The other area where Arab banks have direct exposure to the real estate sector is retail mortgage lending. This business is far less developed in the region than in the more mature countries. For legal, cultural and religious reasons, it is difficult to foreclose on a residential mortgage loan and seize the collateral. As far as commercial mortgages are concerned, the process is easier. In a down cycle, banks end up having sizable real estate inventories on their balance sheet, with lower market value than originally stated.
Banks also tend to increase margin lending for their clients to buy shares when capital markets are rising and IPOs are flourishing. It is difficult to estimate the amount of margin lending in the region, but it is generally believed to be common, especially among the smaller banks and the sharia compliant ones. As margin loans are collateralized by equities, any decline in the stock market would spell a sell-off to reduce margin levels. Such a sell-off could cause stocks to decline even further, requiring as a result more margin calls which would keep the downward momentum rolling.

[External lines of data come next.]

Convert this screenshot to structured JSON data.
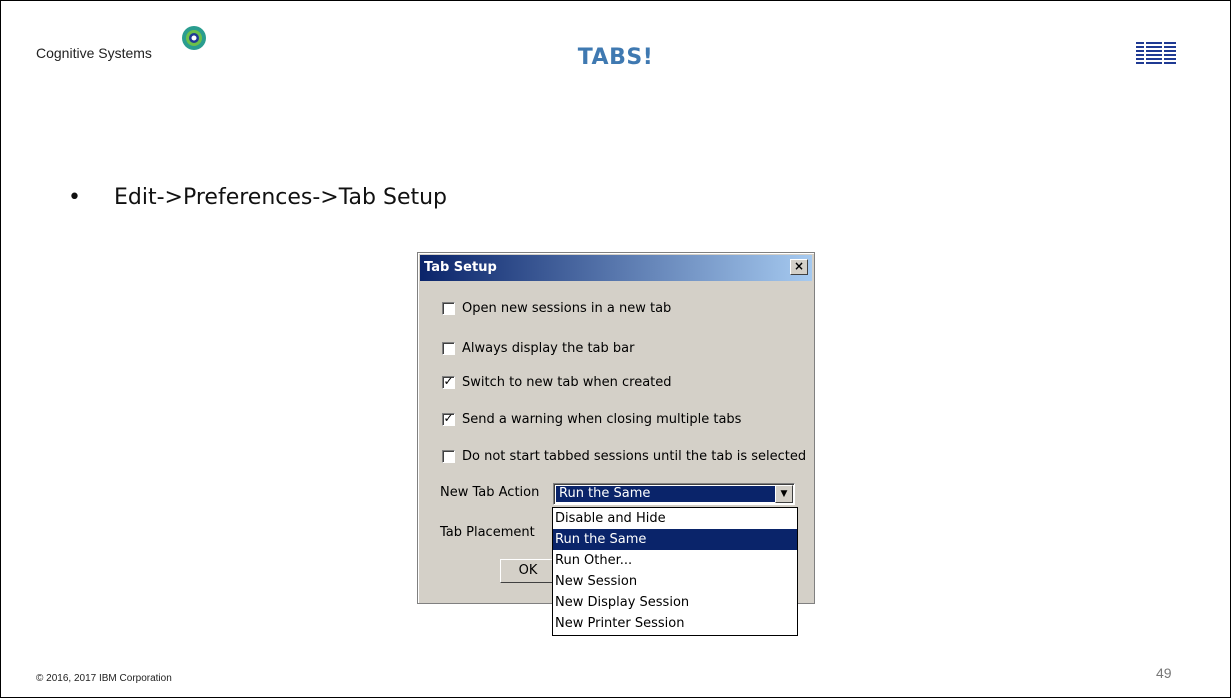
{
  "slide": {
    "company": "Cognitive Systems",
    "title": "TABS!",
    "brand": "IBM",
    "bullet_marker": "•",
    "bullet": "Edit->Preferences->Tab Setup",
    "footer": "© 2016, 2017 IBM Corporation",
    "page_number": "49",
    "colors": {
      "title": "#3f79b1",
      "ibm_logo": "#1f3a93",
      "logo_teal": "#2a9d8f"
    }
  },
  "dialog": {
    "title": "Tab Setup",
    "close_label": "×",
    "options": [
      {
        "label": "Open new sessions in a new tab",
        "checked": false
      },
      {
        "label": "Always display the tab bar",
        "checked": false
      },
      {
        "label": "Switch to new tab when created",
        "checked": true
      },
      {
        "label": "Send a warning when closing multiple tabs",
        "checked": true
      },
      {
        "label": "Do not start tabbed sessions until the tab is selected",
        "checked": false
      }
    ],
    "new_tab_action_label": "New Tab Action",
    "new_tab_action_value": "Run the Same",
    "tab_placement_label": "Tab Placement",
    "ok_label": "OK",
    "dropdown_arrow": "▼",
    "dropdown_options": [
      "Disable and Hide",
      "Run the Same",
      "Run Other...",
      "New Session",
      "New Display Session",
      "New Printer Session"
    ],
    "dropdown_selected": "Run the Same",
    "colors": {
      "titlebar_start": "#0a246a",
      "titlebar_end": "#a6caf0",
      "face": "#d4d0c8",
      "highlight": "#0a246a"
    }
  }
}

Furthermore, several Arab banks tend to have large securities portfolios on their balance sheets. It is a way to diversity earnings and generates revenues. Many generate fee income from providing brokerage and asset management services to their clients, as well as, from managing and financing of IPOs. Because trading securities and available-for-sale securities are marked to market, swings in share prices affect both banks' earnings and their capitalization.

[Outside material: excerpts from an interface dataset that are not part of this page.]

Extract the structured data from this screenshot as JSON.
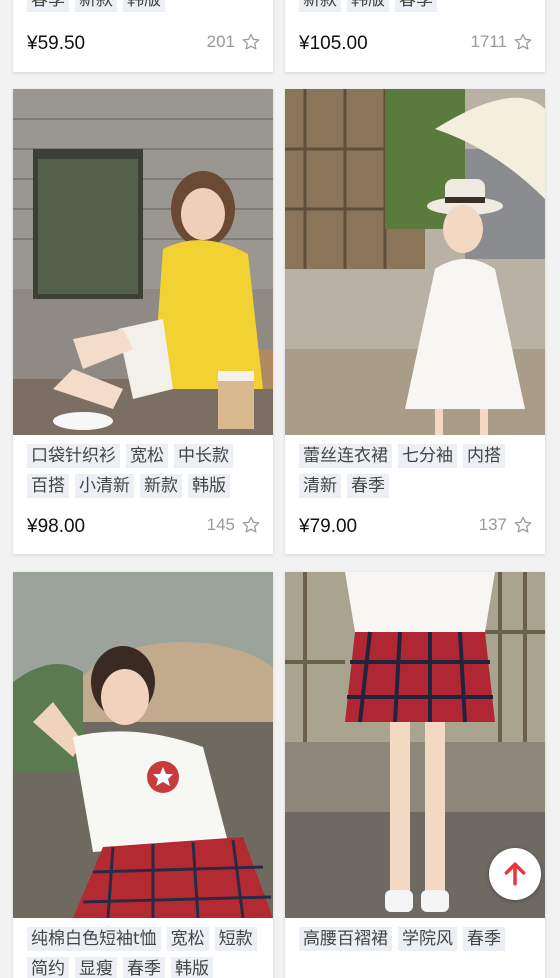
{
  "products": [
    {
      "tags": [
        "春季",
        "新款",
        "韩版"
      ],
      "price": "¥59.50",
      "likes": "201",
      "image": "partial-top-item-left"
    },
    {
      "tags": [
        "新款",
        "韩版",
        "春季"
      ],
      "price": "¥105.00",
      "likes": "1711",
      "image": "partial-top-item-right"
    },
    {
      "tags": [
        "口袋针织衫",
        "宽松",
        "中长款",
        "百搭",
        "小清新",
        "新款",
        "韩版"
      ],
      "price": "¥98.00",
      "likes": "145",
      "image": "woman-yellow-cardigan-sitting-photo"
    },
    {
      "tags": [
        "蕾丝连衣裙",
        "七分袖",
        "内搭",
        "清新",
        "春季"
      ],
      "price": "¥79.00",
      "likes": "137",
      "image": "woman-white-lace-dress-hat-photo"
    },
    {
      "tags": [
        "纯棉白色短袖t恤",
        "宽松",
        "短款",
        "简约",
        "显瘦",
        "春季",
        "韩版"
      ],
      "image": "woman-white-tshirt-plaid-skirt-photo"
    },
    {
      "tags": [
        "高腰百褶裙",
        "学院风",
        "春季"
      ],
      "image": "red-plaid-pleated-skirt-photo"
    }
  ],
  "icons": {
    "like": "star-outline-icon",
    "back_to_top": "arrow-up-icon"
  },
  "colors": {
    "accent": "#e8353d",
    "tag_bg": "#eceff3",
    "like_text": "#9a9a9a"
  }
}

Other than the direct exposure that banks have to the real estate and equity markets, they also have indirect exposure. The most commonly used collateral for Arab banks is real estate and stock portfolios. If the sizeable correction in the region's stock market continues, or if a major shock hits the real estate market, the value of the collateral would drop, forcing banks to take more provisions thus affecting their profits and the quality of their balance sheets. This is especially damaging in our region where capital and real estate markets lack depth and liquidity.
Banks tend to mitigate risks by usually requiring a "salary assignment" (an agreement that a client's salary and end-of-service benefits will be placed in an account at the bank) as primary collateral before granting a personal loan. Banks may also ask for real estate collateral as an additional element of comfort, but the first choice of collateral remains cash and shares. In certain Arab countries (e.g. Oman, Qatar and U.A.E.), banks are prevented from overly increasing their exposure to the real estate or equity markets by regulatory limits that the central bank imposes. Although these rules vary from one country to anther, the rationale is to have a more balanced risk/return profile when having exposure to volatile asset classes. In certain countries, there are as well central bank-suggested caps on bank's exposure to margin lending. These factors would certainly limit the effect of a shock in the real estate sector but would not mitigate it fully.
A material downturn in both the real estate and capital markets would undoubtedly affect Arab banks' profitability and capital. The banks' capital bases would be immediately and directly hit by fair-value accounting, while their profitability would be simultaneously impacted by lower business volumes, high provisioning needs, and the loss of value on the trading portfolios. The quality of assets that banks have would also deteriorate. In a down cycle, a mismanaged financial crisis may well lead to a banking crisis.
Henri T. Azzam
The Daily Star